So, in an analagous program, officials are leery of giving weapons to participants, but in a sister program dealing with an even more corrupt agency, the U.S. is providing training via Blackwater (oh, excuse me, Xe) and DynCorp and “arming the ABP with heavier weapons, including…DShK heavy machine guns.”
That…sounds like a really bad idea. Even if Blackwater and DynCorp weren’t involved. But they are.
[UPDATE: Here’s a bit of information on why it’s ludicrous to have DynCorp involved:
Actually, being an American contractor is not a plus in the eyes of the Afghan people, for they’ve had bitter experiences with them. They point to DynCorp, a Virginia-based contractor that got nearly a billion dollars in 2006 to train Afghan police. The bumbling “Inspector Clouseau” of comic fame could’ve done a better job. At least he might have amused the people.

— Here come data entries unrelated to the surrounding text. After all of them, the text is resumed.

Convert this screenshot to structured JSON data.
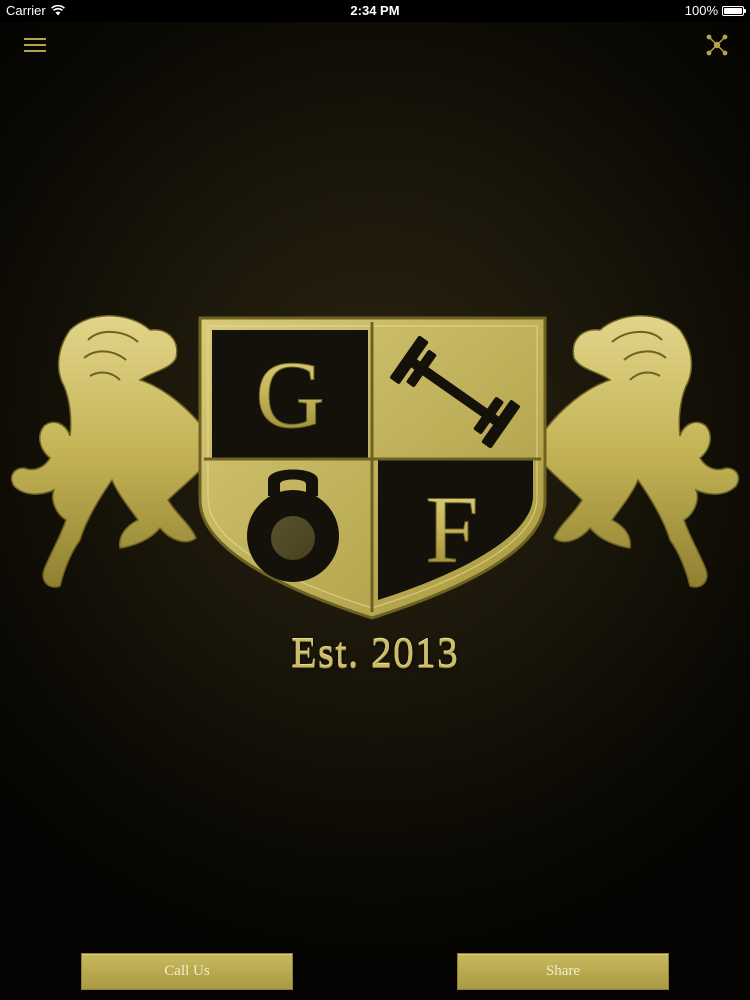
{
  "status_bar": {
    "carrier": "Carrier",
    "time": "2:34 PM",
    "battery": "100%"
  },
  "nav": {
    "menu_icon": "hamburger-menu-icon",
    "share_icon": "share-network-icon"
  },
  "logo": {
    "letters": [
      "G",
      "F"
    ],
    "established": "Est. 2013"
  },
  "actions": {
    "call_label": "Call Us",
    "share_label": "Share"
  },
  "colors": {
    "gold": "#c9b95e",
    "gold_dark": "#8a7d35",
    "background": "#1a160a"
  }
}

What they got from DynCorp was a bunch of highly paid American “advisors” who were unqualified and knew nothing about the country. Some 70,000 police were to be trained, but less than half that number actually went through the ridiculous eight-week program, which included no field training.
A 2006 U.S. report on the DynCorp trainees deemed them to be “incapable of carrying out routine law enforcement work.” Meanwhile, no one knows how many of the trainees ever reported for duty, or what happened to thousands of missing trucks and other pieces of police equipment that had been issued for the training.

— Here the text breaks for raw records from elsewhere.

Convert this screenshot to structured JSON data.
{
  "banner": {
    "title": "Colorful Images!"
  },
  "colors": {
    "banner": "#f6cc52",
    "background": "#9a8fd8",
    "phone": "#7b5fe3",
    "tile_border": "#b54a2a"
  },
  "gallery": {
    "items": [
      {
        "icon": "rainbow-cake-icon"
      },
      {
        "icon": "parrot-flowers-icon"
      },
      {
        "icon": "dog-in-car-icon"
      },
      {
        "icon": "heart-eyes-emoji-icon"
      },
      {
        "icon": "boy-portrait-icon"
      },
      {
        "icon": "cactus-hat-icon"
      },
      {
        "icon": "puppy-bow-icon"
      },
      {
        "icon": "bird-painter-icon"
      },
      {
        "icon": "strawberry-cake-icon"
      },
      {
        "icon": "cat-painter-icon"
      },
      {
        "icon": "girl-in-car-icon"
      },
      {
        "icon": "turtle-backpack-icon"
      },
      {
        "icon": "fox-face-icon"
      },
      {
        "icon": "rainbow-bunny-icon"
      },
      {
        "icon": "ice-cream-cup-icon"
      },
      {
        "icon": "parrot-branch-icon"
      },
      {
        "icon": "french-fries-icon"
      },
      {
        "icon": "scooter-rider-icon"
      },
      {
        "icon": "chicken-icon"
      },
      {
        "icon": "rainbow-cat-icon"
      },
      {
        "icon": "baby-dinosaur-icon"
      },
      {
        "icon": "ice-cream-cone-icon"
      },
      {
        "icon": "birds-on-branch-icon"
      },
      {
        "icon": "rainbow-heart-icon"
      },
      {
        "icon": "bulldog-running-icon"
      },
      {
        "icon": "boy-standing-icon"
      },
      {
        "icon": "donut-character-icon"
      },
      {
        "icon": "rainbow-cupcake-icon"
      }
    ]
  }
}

So we can thank DynCorp, in part, for the absolute corrupt mess that is the Afghan police force. I assume that readers don’t need me to go into why it’s ludicrous to have Blackwater involved…]
So, let’s recap the story so far. In our attempt to apply a counterinsurgency paradigm to Afghanistan:
- We’re putting soldiers in a situation and asking them to pursue a strategy that does not jive with their training or culture or even human psychology.
- We’re pushing a massive, costly escalation that will damage our economy.
- We’re arming and expanding one of the most corrupt agencies in the Afghanistan national security establishment.
But wouldn’t you know it, that’s just the tip of the iceberg in Afghanistan.
Next: Counterinsurgency in Afghanistan will alter Iran’s cost/benefit analysis and push them to hinder the effort to stabilize the country, when past behavior indicates they could be a helpful influence.
What you can do until then:
- Call your Member of Congress and let them know you oppose escalation in Afghanistan. If you’re not sure who represents you, visit the House of Representatives website and input your address–it will give you the name of your congressperson (and, it will take you to their email form). You can reach them through the Capitol switchboard: 202-224-3121. United for Peace and Justice prepared some fantastic fact sheets to help you prepare.
- Call the White House and tell the President you oppose escalation in Afghanistan: 202-456-1111.
- Sign the petition over at Rethink Afghanistan calling for oversight hearings on the Afghanistan policy. (They’ve also just posted part 2 of their excellent film…see the trailer.)
- Sign Sojourner’s petition to Obama (mentioned above).
- Sign the Friends Committee on National Legislation’s petition calling for an investment in peace, not war, in Afghanistan.
- Learn more about the reasons to oppose counterinsurgency strategy by reading Alex’s post on counterinsurgency vs. counterterrorism.